Canada has a public health care system, which is almost free for most people on an insurance basis but with extra costs when expensive and multiple prescriptions or very special health circumstances arise. In major cities in Canada it is quite hard to get a traditional family doctor and most people use drop-in clinics for their non-emergency medical needs. For many people, Canada's health care system works just fine. But for others, it is very difficult and stressful, particularly if they desire instant full medical attention at all times and for all circumstances, as is available in the U.S.
The Health Care in Canada comparison page between the U.S. and Canada on this site can help those returning from Japan understand the health care system in Canada better.
Summary: In Canada information on most government service processes are available online. And in some cases government services themselves can only be accessed online! There is no office you can go to. This may be new to those returning from Japan. And other processes, like banking, public transportation, insurance, etc. will also be different. As mentioned earlier, a 2 week or more visit to Canada can also be a big help in familiarizing you to systems and services here. As can be time spent online, learning about how government and other systems work in Canada.
Of course, if you are reading these very words, you are already doing some of the online exploring that can help you prepare for life in Canada!
Canadians returning from living in Japan have one very big difference to prepare for in terms of real estate: In Japan foreigners typically rent (lease) their living space but they may be able to buy their own condominium, townhouse, or house in Canada. The process of going about leasing and ending a lease in Japan is very different from either renting in Canada or buying real estate in Canada. If you have been away from Canada for many years and have never owned real estate in Canada be sure to research and understand how the buying process works here. See the dedicated Buying Real Estate in Canada resource page on this web site for more information.

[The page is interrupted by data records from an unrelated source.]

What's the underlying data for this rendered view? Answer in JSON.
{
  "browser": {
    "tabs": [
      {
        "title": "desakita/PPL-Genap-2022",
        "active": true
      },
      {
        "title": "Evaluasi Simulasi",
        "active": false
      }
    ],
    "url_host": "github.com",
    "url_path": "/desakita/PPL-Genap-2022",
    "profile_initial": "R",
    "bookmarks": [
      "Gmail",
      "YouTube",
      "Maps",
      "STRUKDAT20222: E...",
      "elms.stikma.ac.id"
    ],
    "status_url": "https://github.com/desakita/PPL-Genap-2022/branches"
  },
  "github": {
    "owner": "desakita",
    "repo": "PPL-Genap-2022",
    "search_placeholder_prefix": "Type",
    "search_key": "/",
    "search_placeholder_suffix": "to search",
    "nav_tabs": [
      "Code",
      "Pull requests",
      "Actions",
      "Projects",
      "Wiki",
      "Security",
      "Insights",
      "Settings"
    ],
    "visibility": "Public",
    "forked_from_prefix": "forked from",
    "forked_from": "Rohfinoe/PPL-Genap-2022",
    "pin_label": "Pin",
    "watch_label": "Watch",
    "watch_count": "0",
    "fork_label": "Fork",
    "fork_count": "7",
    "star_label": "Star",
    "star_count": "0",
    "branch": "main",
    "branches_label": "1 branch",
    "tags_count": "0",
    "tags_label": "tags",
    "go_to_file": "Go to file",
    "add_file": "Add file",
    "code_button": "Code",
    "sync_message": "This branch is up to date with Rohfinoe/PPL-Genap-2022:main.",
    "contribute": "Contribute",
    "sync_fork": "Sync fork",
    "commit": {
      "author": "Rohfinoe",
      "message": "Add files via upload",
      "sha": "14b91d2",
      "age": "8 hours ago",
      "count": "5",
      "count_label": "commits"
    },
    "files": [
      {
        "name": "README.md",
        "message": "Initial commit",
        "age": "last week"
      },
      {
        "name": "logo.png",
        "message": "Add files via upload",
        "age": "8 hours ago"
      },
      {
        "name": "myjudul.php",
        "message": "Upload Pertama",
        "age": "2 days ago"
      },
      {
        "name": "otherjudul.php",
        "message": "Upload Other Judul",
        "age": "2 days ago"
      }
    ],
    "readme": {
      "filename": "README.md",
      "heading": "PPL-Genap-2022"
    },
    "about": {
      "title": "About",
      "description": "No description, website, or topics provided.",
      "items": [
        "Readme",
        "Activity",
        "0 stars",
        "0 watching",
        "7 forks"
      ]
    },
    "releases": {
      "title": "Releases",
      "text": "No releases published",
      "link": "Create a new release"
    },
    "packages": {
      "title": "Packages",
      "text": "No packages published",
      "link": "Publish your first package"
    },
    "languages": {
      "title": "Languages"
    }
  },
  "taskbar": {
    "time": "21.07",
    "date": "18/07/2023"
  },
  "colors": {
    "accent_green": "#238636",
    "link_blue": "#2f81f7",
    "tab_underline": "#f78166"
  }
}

John notes the process of leaving a leased dwelling in Japan:
Housing leases are 2 years and when you leave, damage inspections happen fairly quickly after moving out. Living normally, I would say most people get around 75% of their deposit back.
Summary: One of the exciting things about moving back to Canada is the possibility of owning your own property, whether it is a condo in Vancouver, 20 hectares of natural land in a mountain valley, 500 hectares of farmland in Saskatchewan, or a lake-front cottage in Ontario. Or...you get the idea. If you are very comfortable in the small, structured, organized, and highly integrated nature of living space life in Japan, expanding into the possibilities of what is possible - and desirable for you - in Canada can be overwhelming. Take the time now, before you move back, to really understand what you desire in terms of living space when you return. Doing so can be a big help with your transition back!
As the Japanese Yen is one of the major world currencies, there are timing implications when converting money between Japan and Canada as part of a move back.
As can be seen by the graph, the exchange rate between the YEN and CDN in early 2019 is hovering around the average of the last few years. There is no significant advantage or disadvantage to repatriating funds to Canada at this time.
Some foreign exchange considerations:
John shares his suggested list of things to do before you leave Japan. There really isn't a set-in-stone sequence of when to do things outside of closing your bank account and canceling the cell phone last:
Canadians living in Japan planning on moving back to Canada: Please share your ideas, thoughts, and experiences relating to returning to Canada from Japan. I will post your thoughts here as help for others. Along with a credit to you will be a big thank you on behalf of the many people you will be helping!
Latest update to this page: April 2019.